Oscar Nominated David Strathairn is probably best known for his work with John Sayles (Eight Men Out, Matewan, Passion Fish …). In Good Night, and Good Luck, directed by George Clooney, he puts in a bravura performance as journalist Edward R Murrow.
He talked to LOVEFiLM about the joy of having such rousing words put in his mouth.
LOVEFiLM: Was the prospect of playing Murrow ever a daunting one?
David Strathairn: Apart from stark fear, I was taken aback quite a bit. It was a huge responsibility to try and depict such a great man - such a great American.
LF: What convinced you to give it a go?
DS: In this film George presents issues that are important, essential and vital, whoever you are, about constitutional rights and the bedrock of a democracy. I am drawn to those kinds of stories because they inspire me - they are responsible to a populace and responsible to man.
LF: And this is directed by Dr Ross himself, George Clooney?
DS: It may surprise people that someone with as much celebrity and renown has some issues upon which he is incredibly passionate, and that he's intelligent and outspoken about all of them. And in addition to that, he's an artist - he made this beautiful film.
LF: How surprised were you that in the US, many people not only didn't recognise that the film used archive footage of Joseph McCarthy, but hadn't heard of McCarthy at all?
DS: Where has our public education fallen down? If people are asking who the actor is playing Joseph R McCarthy and they don't even know who Joseph R McCarthy is, how are we not going to repeat? Are we going to have to learn it all over again? Well, at times that's the plight of mankind. One step forward, two steps back.
LF: We only ever see Murrow at work and find out very little about him as a person, which is very unusual for a biopic.
DS: I find that very deft. It's a brave and very smart move, I think, because you never get derailed from the true issues in the film - these very public issues. It doesn't become a story about Edward R Murrow and how he ties his shoes.

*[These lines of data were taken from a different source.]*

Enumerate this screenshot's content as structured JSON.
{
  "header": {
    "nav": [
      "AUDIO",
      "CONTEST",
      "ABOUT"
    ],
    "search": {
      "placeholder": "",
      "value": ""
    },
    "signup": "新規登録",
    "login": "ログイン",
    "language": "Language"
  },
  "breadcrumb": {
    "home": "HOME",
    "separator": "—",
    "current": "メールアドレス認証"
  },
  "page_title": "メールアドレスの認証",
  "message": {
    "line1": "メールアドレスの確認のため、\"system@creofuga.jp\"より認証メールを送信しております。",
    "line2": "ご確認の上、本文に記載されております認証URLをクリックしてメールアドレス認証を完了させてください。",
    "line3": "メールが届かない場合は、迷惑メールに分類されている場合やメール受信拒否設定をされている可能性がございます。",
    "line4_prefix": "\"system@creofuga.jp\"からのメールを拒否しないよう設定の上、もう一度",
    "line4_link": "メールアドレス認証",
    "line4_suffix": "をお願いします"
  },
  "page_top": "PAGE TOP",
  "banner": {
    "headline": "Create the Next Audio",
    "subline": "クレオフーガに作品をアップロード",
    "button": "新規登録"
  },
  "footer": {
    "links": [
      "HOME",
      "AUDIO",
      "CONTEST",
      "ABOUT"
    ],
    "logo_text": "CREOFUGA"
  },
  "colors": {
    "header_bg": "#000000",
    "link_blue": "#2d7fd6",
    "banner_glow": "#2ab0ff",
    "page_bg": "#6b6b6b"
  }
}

LF: Did you still feel the need to research his life thoroughly yourself?
DS: I read a lot - I did go into as much grist as I could find. His biographies, what he was like as a little boy, how he grew up, his time in London through this period right up to his death. I had all of that to feed on, as well as hundreds of pictures of him to get an idea of how he presented himself in front of the camera.

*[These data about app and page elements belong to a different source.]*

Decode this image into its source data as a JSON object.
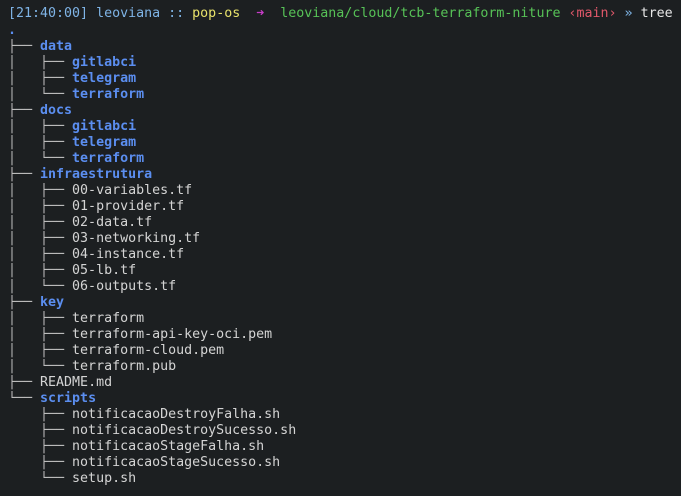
{
  "prompt": {
    "time": "[21:40:00]",
    "user": "leoviana",
    "separator": "::",
    "host": "pop-os",
    "arrow": "➜",
    "path": "leoviana/cloud/tcb-terraform-niture",
    "branch": "‹main›",
    "chevron": "»",
    "command": "tree"
  },
  "colors": {
    "directory": "#5b8ef0",
    "file": "#d4d4d4",
    "host": "#e8e26b",
    "path": "#57c257",
    "branch": "#e0586a",
    "arrow": "#c63cc6"
  },
  "tree": {
    "root": ".",
    "lines": [
      {
        "prefix": "├── ",
        "name": "data",
        "type": "dir"
      },
      {
        "prefix": "│   ├── ",
        "name": "gitlabci",
        "type": "dir"
      },
      {
        "prefix": "│   ├── ",
        "name": "telegram",
        "type": "dir"
      },
      {
        "prefix": "│   └── ",
        "name": "terraform",
        "type": "dir"
      },
      {
        "prefix": "├── ",
        "name": "docs",
        "type": "dir"
      },
      {
        "prefix": "│   ├── ",
        "name": "gitlabci",
        "type": "dir"
      },
      {
        "prefix": "│   ├── ",
        "name": "telegram",
        "type": "dir"
      },
      {
        "prefix": "│   └── ",
        "name": "terraform",
        "type": "dir"
      },
      {
        "prefix": "├── ",
        "name": "infraestrutura",
        "type": "dir"
      },
      {
        "prefix": "│   ├── ",
        "name": "00-variables.tf",
        "type": "file"
      },
      {
        "prefix": "│   ├── ",
        "name": "01-provider.tf",
        "type": "file"
      },
      {
        "prefix": "│   ├── ",
        "name": "02-data.tf",
        "type": "file"
      },
      {
        "prefix": "│   ├── ",
        "name": "03-networking.tf",
        "type": "file"
      },
      {
        "prefix": "│   ├── ",
        "name": "04-instance.tf",
        "type": "file"
      },
      {
        "prefix": "│   ├── ",
        "name": "05-lb.tf",
        "type": "file"
      },
      {
        "prefix": "│   └── ",
        "name": "06-outputs.tf",
        "type": "file"
      },
      {
        "prefix": "├── ",
        "name": "key",
        "type": "dir"
      },
      {
        "prefix": "│   ├── ",
        "name": "terraform",
        "type": "file"
      },
      {
        "prefix": "│   ├── ",
        "name": "terraform-api-key-oci.pem",
        "type": "file"
      },
      {
        "prefix": "│   ├── ",
        "name": "terraform-cloud.pem",
        "type": "file"
      },
      {
        "prefix": "│   └── ",
        "name": "terraform.pub",
        "type": "file"
      },
      {
        "prefix": "├── ",
        "name": "README.md",
        "type": "file"
      },
      {
        "prefix": "└── ",
        "name": "scripts",
        "type": "dir"
      },
      {
        "prefix": "    ├── ",
        "name": "notificacaoDestroyFalha.sh",
        "type": "file"
      },
      {
        "prefix": "    ├── ",
        "name": "notificacaoDestroySucesso.sh",
        "type": "file"
      },
      {
        "prefix": "    ├── ",
        "name": "notificacaoStageFalha.sh",
        "type": "file"
      },
      {
        "prefix": "    ├── ",
        "name": "notificacaoStageSucesso.sh",
        "type": "file"
      },
      {
        "prefix": "    └── ",
        "name": "setup.sh",
        "type": "file"
      }
    ]
  }
}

LF: He certainly could write a speech.
DS: He was a poet - he would create these beautiful images: describing bomb raids over Italy, he would say it looked like "puffs of rice on black velvet". It was beautiful to read and wonderful to speak, once you got into his cadence and rhythm. It was very engaging and seductive.
LF: And his predictions have all come true.

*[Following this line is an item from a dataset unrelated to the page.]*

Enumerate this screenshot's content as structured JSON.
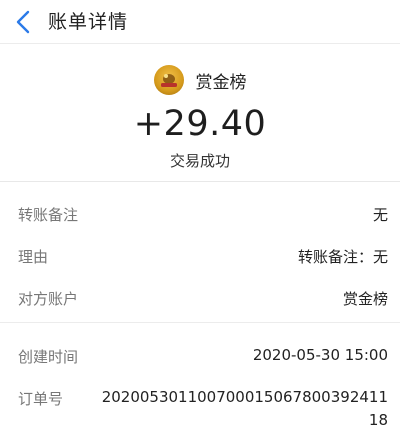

DS: Yes. He saw the writing on the wall very early on and in a way he was chastising himself as well as the industry and saying "watch out". And the things that he said in his broadcast ring so true even today: "You must not confuse dissent with disloyalty"; "investigation is not persecution"; "you have a right to face your accusers"; "accusation is not proof".
These are very serious and time-honoured values. There are people that believe all of that and some who will say it out loud. But how many of them are prepared to make a stand the way he did?
Interview by Fiona Morrow
Titles related to this article